In late 2011, Amazon released an augmented reality app that encouraged shoppers to compare products on store shelves to an online listing, where it was probably cheaper. Bookstores got mad when Amazon offered its Price Check app users a $5 discount for using the app in a brick-and-mortar store and then buying something online. Target has petitioned vendors for exclusive goods to prevent its stores from becoming pricey air conditioned showrooms for a new generation of window shoppers.
Amazon avoids the retail taxes physical stores are forced to charge customers by keeping warehouses out of high profile states. Without a physical presence in most states, taxes aren't required on online purchases, so Amazon can sell products for less across the board. That's changing, now: Amazon has stopped fighting against state-driven legislation requiring online retailers to charge taxes, and will soon start taxing shoppers in major states like California and Texas. Retailers, with a sigh of relief, probably view that as a win.
Slate doesn't see it that way. In fact, they predict Amazon is shifting business models to embrace those tax laws. Their new focus: build warehouses everywhere, making extremely fast shipping the major selling point of its online shopping experience. Slate's prediction sounds dead on, as Amazon has already found great success with its Prime two-day shipping and subscription options for consumables like energy bars or toilet paper.
Slate describes a believable shift to a model where next day shipping is the norm and same-day shipping is a convenient upgrade. That kind of convenience, delivered right to your doorstep, sounds far more damaging to the traditional retail business than any price matching app ever could be.

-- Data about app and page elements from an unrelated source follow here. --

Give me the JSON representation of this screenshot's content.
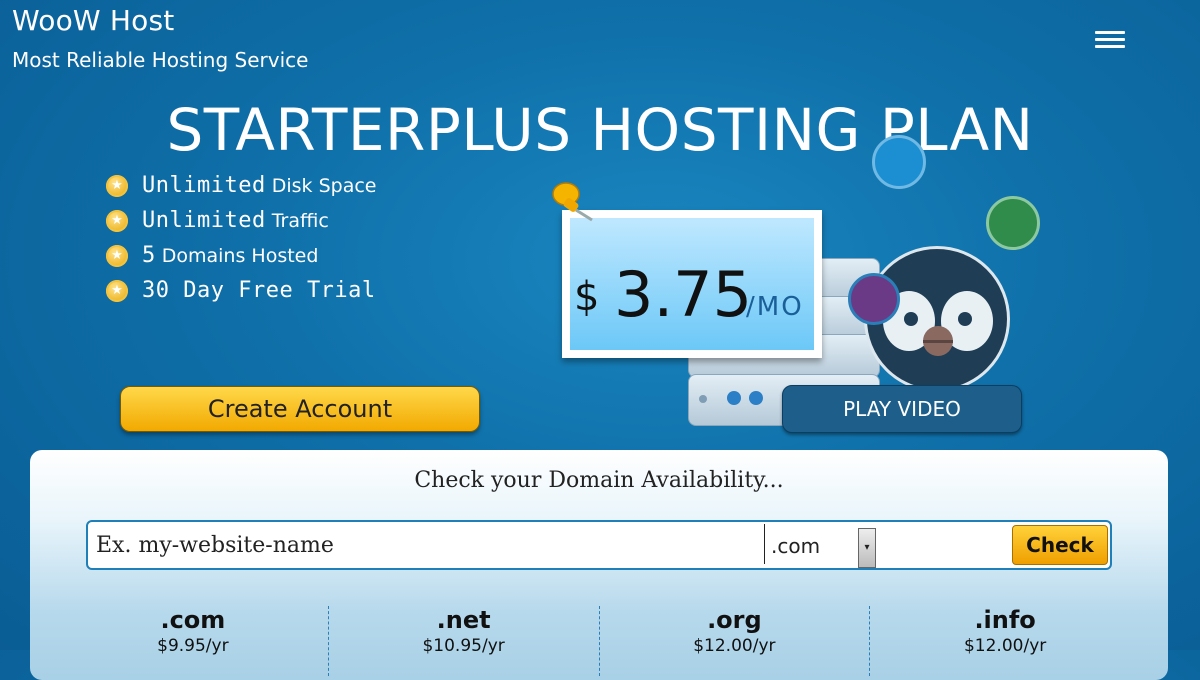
{
  "header": {
    "brand": "WooW Host",
    "tagline": "Most Reliable Hosting Service"
  },
  "hero": {
    "headline": "STARTERPLUS HOSTING PLAN",
    "features": [
      {
        "strong": "Unlimited",
        "rest": "Disk Space"
      },
      {
        "strong": "Unlimited",
        "rest": "Traffic"
      },
      {
        "strong": "5",
        "rest": "Domains Hosted"
      },
      {
        "strong": "30 Day Free Trial",
        "rest": ""
      }
    ],
    "create_label": "Create Account",
    "price": {
      "currency": "$",
      "amount": "3.75",
      "per": "/MO"
    },
    "play_label": "PLAY VIDEO"
  },
  "domain": {
    "title": "Check your Domain Availability...",
    "placeholder": "Ex. my-website-name",
    "tld_selected": ".com",
    "check_label": "Check",
    "tlds": [
      {
        "name": ".com",
        "price": "$9.95/yr"
      },
      {
        "name": ".net",
        "price": "$10.95/yr"
      },
      {
        "name": ".org",
        "price": "$12.00/yr"
      },
      {
        "name": ".info",
        "price": "$12.00/yr"
      }
    ]
  },
  "colors": {
    "background": "#0f6fa8",
    "button_yellow": "#f2a900",
    "play_button": "#1d5f8a"
  },
  "icons": {
    "menu": "hamburger-menu-icon",
    "feature": "star-icon",
    "pin": "pushpin-icon"
  }
}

With Amazon warehouses popping up all over the United States in the next few years, everyone who takes for granted the convenience of online shopping should read "I Was a Warehouse Wage Slave," an article published on Mother Jones this April. It's an eye-opening look at the immense volume of human labor that produces online retail's lower prices and fast shipping. The bigger Amazon gets, the more people we'll see in those sorts of back-breaking jobs.